lime, seeds, phosphate and other
materials through the AAA office.
Heavy Voting Reported
In C. of C. Election
Voting was heavy in the ballot
ing for directors of the Chamber
of Commerce which ended yester
day afternoon. Stanley Henry, sec
The ballots were counted yester
day afternoon and the results will
be revealed Friday, Mr. Henry
It was reported, that nearly every
business firm was visited and most
all professional men in this area
cast ballots in the election.
During the afternoon eight quar
tettes took part, as well as two
soloists, a choir, and a trio. Each
group gave two selections. Among
those taking part, included the
Smile Awhile quartette, Canton;
The Melody Five, of Canton; The
Shellon quartette, Waynesville;

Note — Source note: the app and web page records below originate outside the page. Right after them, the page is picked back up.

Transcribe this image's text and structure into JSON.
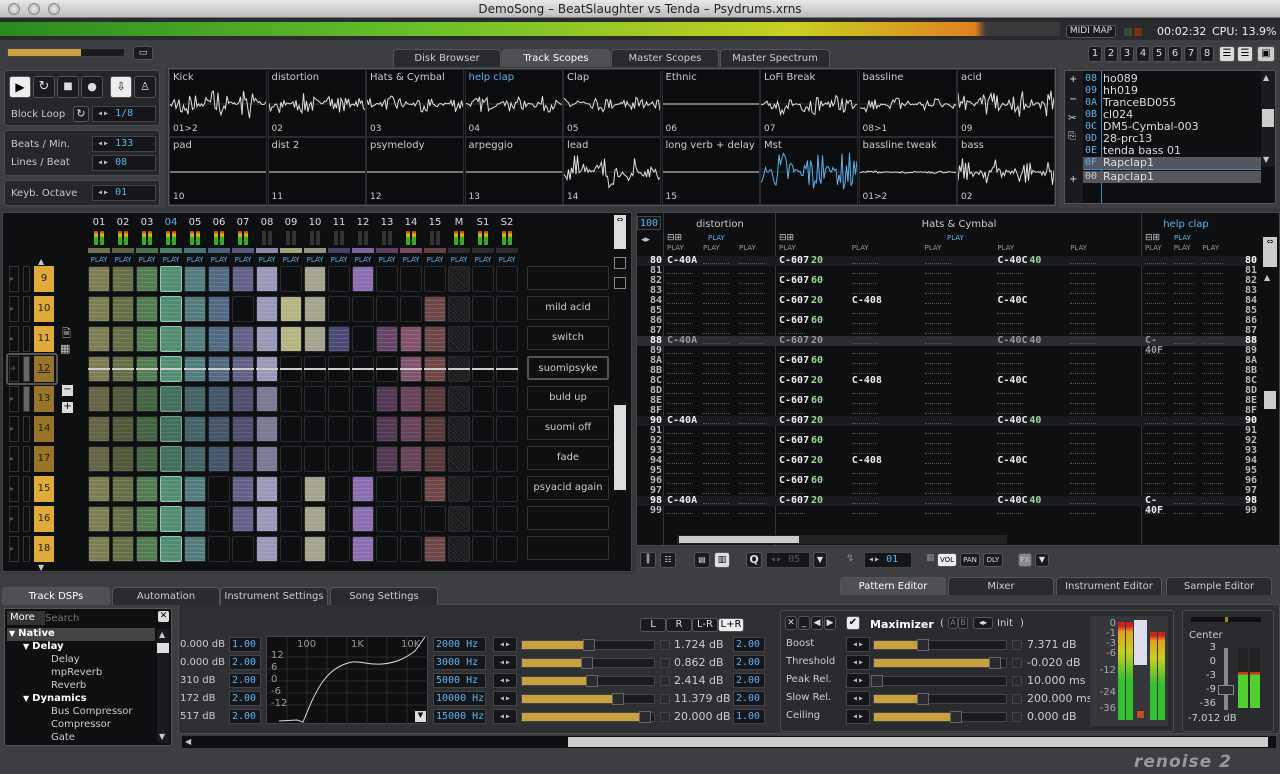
{
  "window": {
    "title": "DemoSong – BeatSlaughter vs Tenda – Psydrums.xrns"
  },
  "status": {
    "midi_map": "MIDI MAP",
    "time": "00:02:32",
    "cpu": "CPU: 13.9%"
  },
  "top_tabs": [
    "Disk Browser",
    "Track Scopes",
    "Master Scopes",
    "Master Spectrum"
  ],
  "top_tabs_active": 1,
  "layout_buttons": [
    "1",
    "2",
    "3",
    "4",
    "5",
    "6",
    "7",
    "8"
  ],
  "transport": {
    "block_loop_label": "Block Loop",
    "block_loop_value": "1/8",
    "bpm_label": "Beats / Min.",
    "bpm": "133",
    "lpb_label": "Lines / Beat",
    "lpb": "08",
    "octave_label": "Keyb. Octave",
    "octave": "01",
    "master_volume": 0.63
  },
  "scopes": [
    {
      "name": "Kick",
      "num": "01>2"
    },
    {
      "name": "distortion",
      "num": "02"
    },
    {
      "name": "Hats & Cymbal",
      "num": "03"
    },
    {
      "name": "help clap",
      "num": "04",
      "active": true
    },
    {
      "name": "Clap",
      "num": "05"
    },
    {
      "name": "Ethnic",
      "num": "06"
    },
    {
      "name": "LoFi Break",
      "num": "07"
    },
    {
      "name": "bassline",
      "num": "08>1"
    },
    {
      "name": "acid",
      "num": "09"
    },
    {
      "name": "pad",
      "num": "10"
    },
    {
      "name": "dist 2",
      "num": "11"
    },
    {
      "name": "psymelody",
      "num": "12"
    },
    {
      "name": "arpeggio",
      "num": "13"
    },
    {
      "name": "lead",
      "num": "14"
    },
    {
      "name": "long verb + delay",
      "num": "15"
    },
    {
      "name": "Mst",
      "num": "",
      "master": true
    },
    {
      "name": "bassline tweak",
      "num": "01>2"
    },
    {
      "name": "bass",
      "num": "02"
    }
  ],
  "instruments": [
    {
      "id": "08",
      "name": "ho089"
    },
    {
      "id": "09",
      "name": "hh019"
    },
    {
      "id": "0A",
      "name": "TranceBD055"
    },
    {
      "id": "0B",
      "name": "cl024"
    },
    {
      "id": "0C",
      "name": "DM5-Cymbal-003"
    },
    {
      "id": "0D",
      "name": "28-prc13"
    },
    {
      "id": "0E",
      "name": "tenda bass 01"
    },
    {
      "id": "0F",
      "name": "Rapclap1",
      "selected": true
    }
  ],
  "samples": [
    {
      "id": "00",
      "name": "Rapclap1",
      "selected": true
    }
  ],
  "matrix": {
    "tracks": [
      "01",
      "02",
      "03",
      "04",
      "05",
      "06",
      "07",
      "08",
      "09",
      "10",
      "11",
      "12",
      "13",
      "14",
      "15",
      "M",
      "S1",
      "S2"
    ],
    "play_label": "PLAY",
    "track_colors": [
      "#8a8a5c",
      "#6e7a4c",
      "#5a8a5a",
      "#5a9a7c",
      "#5a8a8c",
      "#5a7490",
      "#6a6a96",
      "#a8a8cc",
      "#c8c890",
      "#b4b49c",
      "#505080",
      "#9a78c4",
      "#704a70",
      "#905a78",
      "#7a4c4c",
      "#333333",
      "#333333",
      "#333333"
    ],
    "active_track": "04",
    "sequence": [
      {
        "pattern": "9",
        "name": "",
        "cells": "111111110101000h00"
      },
      {
        "pattern": "10",
        "name": "mild acid",
        "cells": "111111011100001h00"
      },
      {
        "pattern": "11",
        "name": "switch",
        "cells": "111111111110111h00"
      },
      {
        "pattern": "12",
        "name": "suomipsyke",
        "cells": "111111110000011h00",
        "current": true
      },
      {
        "pattern": "13",
        "name": "buld up",
        "cells": "111111110000111h00",
        "dim": true
      },
      {
        "pattern": "14",
        "name": "suomi off",
        "cells": "111111110000111h00",
        "dim": true
      },
      {
        "pattern": "17",
        "name": "fade",
        "cells": "111111110000111h00",
        "dim": true
      },
      {
        "pattern": "15",
        "name": "psyacid again",
        "cells": "111110110101001h00"
      },
      {
        "pattern": "16",
        "name": "",
        "cells": "111110110101000h00"
      },
      {
        "pattern": "18",
        "name": "",
        "cells": "111110010101001h00"
      }
    ]
  },
  "pattern": {
    "zoom": "100",
    "tracks": [
      {
        "name": "distortion",
        "cols": 3
      },
      {
        "name": "Hats & Cymbal",
        "cols": 5
      },
      {
        "name": "help clap",
        "cols": 3,
        "active": true
      }
    ],
    "play_label": "PLAY",
    "lines": [
      "80",
      "81",
      "82",
      "83",
      "84",
      "85",
      "86",
      "87",
      "88",
      "89",
      "8A",
      "8B",
      "8C",
      "8D",
      "8E",
      "8F",
      "90",
      "91",
      "92",
      "93",
      "94",
      "95",
      "96",
      "97",
      "98",
      "99"
    ],
    "cursor_line": "88",
    "notes": [
      {
        "line": "80",
        "t": 0,
        "c": 0,
        "note": "C-40A"
      },
      {
        "line": "88",
        "t": 0,
        "c": 0,
        "note": "C-40A"
      },
      {
        "line": "90",
        "t": 0,
        "c": 0,
        "note": "C-40A"
      },
      {
        "line": "98",
        "t": 0,
        "c": 0,
        "note": "C-40A"
      },
      {
        "line": "80",
        "t": 1,
        "c": 0,
        "note": "C-607",
        "vol": "20"
      },
      {
        "line": "82",
        "t": 1,
        "c": 0,
        "note": "C-607",
        "vol": "60"
      },
      {
        "line": "84",
        "t": 1,
        "c": 0,
        "note": "C-607",
        "vol": "20"
      },
      {
        "line": "86",
        "t": 1,
        "c": 0,
        "note": "C-607",
        "vol": "60"
      },
      {
        "line": "88",
        "t": 1,
        "c": 0,
        "note": "C-607",
        "vol": "20"
      },
      {
        "line": "8A",
        "t": 1,
        "c": 0,
        "note": "C-607",
        "vol": "60"
      },
      {
        "line": "8C",
        "t": 1,
        "c": 0,
        "note": "C-607",
        "vol": "20"
      },
      {
        "line": "8E",
        "t": 1,
        "c": 0,
        "note": "C-607",
        "vol": "60"
      },
      {
        "line": "90",
        "t": 1,
        "c": 0,
        "note": "C-607",
        "vol": "20"
      },
      {
        "line": "92",
        "t": 1,
        "c": 0,
        "note": "C-607",
        "vol": "60"
      },
      {
        "line": "94",
        "t": 1,
        "c": 0,
        "note": "C-607",
        "vol": "20"
      },
      {
        "line": "96",
        "t": 1,
        "c": 0,
        "note": "C-607",
        "vol": "60"
      },
      {
        "line": "98",
        "t": 1,
        "c": 0,
        "note": "C-607",
        "vol": "20"
      },
      {
        "line": "84",
        "t": 1,
        "c": 1,
        "note": "C-408"
      },
      {
        "line": "8C",
        "t": 1,
        "c": 1,
        "note": "C-408"
      },
      {
        "line": "94",
        "t": 1,
        "c": 1,
        "note": "C-408"
      },
      {
        "line": "80",
        "t": 1,
        "c": 3,
        "note": "C-40C",
        "vol": "40"
      },
      {
        "line": "84",
        "t": 1,
        "c": 3,
        "note": "C-40C"
      },
      {
        "line": "88",
        "t": 1,
        "c": 3,
        "note": "C-40C",
        "vol": "40"
      },
      {
        "line": "8C",
        "t": 1,
        "c": 3,
        "note": "C-40C"
      },
      {
        "line": "90",
        "t": 1,
        "c": 3,
        "note": "C-40C",
        "vol": "40"
      },
      {
        "line": "94",
        "t": 1,
        "c": 3,
        "note": "C-40C"
      },
      {
        "line": "98",
        "t": 1,
        "c": 3,
        "note": "C-40C",
        "vol": "40"
      },
      {
        "line": "88",
        "t": 2,
        "c": 0,
        "note": "C-40F"
      },
      {
        "line": "98",
        "t": 2,
        "c": 0,
        "note": "C-40F"
      }
    ]
  },
  "pattern_toolbar": {
    "quantize": "Q",
    "quantize_value": "05",
    "edit_step": "01",
    "vol": "VOL",
    "pan": "PAN",
    "dly": "DLY",
    "fx": "FX"
  },
  "lower_tabs_right": [
    "Pattern Editor",
    "Mixer",
    "Instrument Editor",
    "Sample Editor"
  ],
  "lower_tabs_left": [
    "Track DSPs",
    "Automation",
    "Instrument Settings",
    "Song Settings"
  ],
  "dsp_browser": {
    "more": "More",
    "search_placeholder": "Search",
    "tree": [
      {
        "label": "Native",
        "level": 0,
        "folder": true
      },
      {
        "label": "Delay",
        "level": 1,
        "folder": true
      },
      {
        "label": "Delay",
        "level": 2
      },
      {
        "label": "mpReverb",
        "level": 2
      },
      {
        "label": "Reverb",
        "level": 2
      },
      {
        "label": "Dynamics",
        "level": 1,
        "folder": true
      },
      {
        "label": "Bus Compressor",
        "level": 2
      },
      {
        "label": "Compressor",
        "level": 2
      },
      {
        "label": "Gate",
        "level": 2
      }
    ]
  },
  "eq": {
    "left_gains": [
      "0.000 dB",
      "0.000 dB",
      "310 dB",
      "172 dB",
      "517 dB"
    ],
    "left_q": [
      "1.00",
      "2.00",
      "2.00",
      "2.00",
      "2.00"
    ],
    "graph_x_labels": [
      "100",
      "1K",
      "10K"
    ],
    "graph_y_labels": [
      "12",
      "6",
      "0",
      "-6",
      "-12"
    ],
    "channels": [
      "L",
      "R",
      "L-R",
      "L+R"
    ],
    "channel_active": "L+R",
    "bands": [
      {
        "freq": "2000 Hz",
        "gain": "1.724 dB",
        "level": 0.54,
        "q": "2.00"
      },
      {
        "freq": "3000 Hz",
        "gain": "0.862 dB",
        "level": 0.52,
        "q": "2.00"
      },
      {
        "freq": "5000 Hz",
        "gain": "2.414 dB",
        "level": 0.56,
        "q": "2.00"
      },
      {
        "freq": "10000 Hz",
        "gain": "11.379 dB",
        "level": 0.76,
        "q": "2.00"
      },
      {
        "freq": "15000 Hz",
        "gain": "20.000 dB",
        "level": 0.96,
        "q": "1.00"
      }
    ]
  },
  "maximizer": {
    "title": "Maximizer",
    "preset": "Init",
    "ab": [
      "A",
      "B"
    ],
    "params": [
      {
        "label": "Boost",
        "value": "7.371 dB",
        "level": 0.4
      },
      {
        "label": "Threshold",
        "value": "-0.020 dB",
        "level": 0.95
      },
      {
        "label": "Peak Rel.",
        "value": "10.000 ms",
        "level": 0.05
      },
      {
        "label": "Slow Rel.",
        "value": "200.000 ms",
        "level": 0.4
      },
      {
        "label": "Ceiling",
        "value": "0.000 dB",
        "level": 0.65
      }
    ],
    "meter_labels": [
      "0",
      "-1",
      "-3",
      "-6",
      "-12",
      "-24",
      "-36"
    ]
  },
  "master_gain": {
    "pan_label": "Center",
    "scale": [
      "3",
      "0",
      "-3",
      "-9",
      "-36"
    ],
    "value": "-7.012 dB",
    "level": 0.32
  },
  "footer": {
    "logo": "renoise 2"
  }
}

Jamerson quartette, Sylva; The
Addie Quartette, of Addie; The
Tone-Masters, ot Asheville, and
the Guiding Star quartette of Ashe
ville. The Shelton Trio, of Waynes
(See Sinrint Pa 5)
A woman was mailing the
old family Bible to her broth
er in a distant city. The postal
clerk examined the heavy
package carefully ud in
quired if it contained any
thing breakable. "Nothing but
the Ten Commandents." was
the quick reply.
Postal inspectors have approved
plans for giving every resident on
a paved street in Waynesville Iwiee
daily mail delivery. The inspector's
approval has just been received by
Postmaster J. H. Howell.
Plans are for the carriers to
leave the Waynesville office at 8:30
and 1:30 daily, taking about three
hours to make each complete rodnd
The new service will get under
way soon, Postmaster Howell point
ed out. An inspection of the plan
was recently made by postal
authorities, and in their report lo
the department, and Postmaster
Howell said, in part:
"The receipts and dispatches of
tho mail at vour office are now ade
quate for the consideration of two
complete deliveries oi mail daily
lo all patrons. Observations indi
cate that all sections ot the city
are entitled to two deliveries daily
"Your office has enjoyed a
steady growth in receipts for tho
past two calendar years and a cor
responding increase in other busi
ness. Notwithstanding this, you
have endeavored to operate the ol-
The inspectors pointed out that
the lack of numbers dn many
houses in the town would hinder
efficiency to some degree, and
cause carriers to take longer in
making their rounds. "With the
houses properly numbered. I In
service would be far more sal is
factory." it was pointed -out.
Streets To Be Served
Postmaster Howell pointed nut
(See Post Office Page 51
In County Feb. 1
A campaign to deal the rats of
Haywood county a death blow k
being planned for the first week
of February. This campaign i;
being sponsored by the County
Extension Service and Health De
partment, in cooperation with the
U. S. Fish and Wildlife Service.
Rats each year cost the people
of Haywood county an estimated
8200,000.00. This is in addition
to the deadly disease which they
spread and annoyance of hir ing
(See Rat Campaign Pace .
Hub. Messer Injured
In First Highway
Accident of 1949
Hub Messer, of Cove Creek, vet
eran of World War II, was injured
as results of an automobile acci
dent near the entrance of Hemp
hill road in the Jonathans Crook
section of Haywood county, Patrol
man O. R. Roberts, reported this
The accident occured on Fridav
afternoon and Messer became the
first person injured on the high
ways of the county this year.
Messer was taken to the Moore
General Hospital in Asheville. The
extent of his injuries was not r-
ported. He was driving a 101';
Chevrolet with a New Jersey li
cense tag. The car was almo.l
HERE FROM FLORIDA
C. A, George arrived Nond .j
night from Florida. He 'plan-
join his family after spending
eral days here on business.
Injured .... 1
(This information com
piled from Records of
State Highway Patrol). ,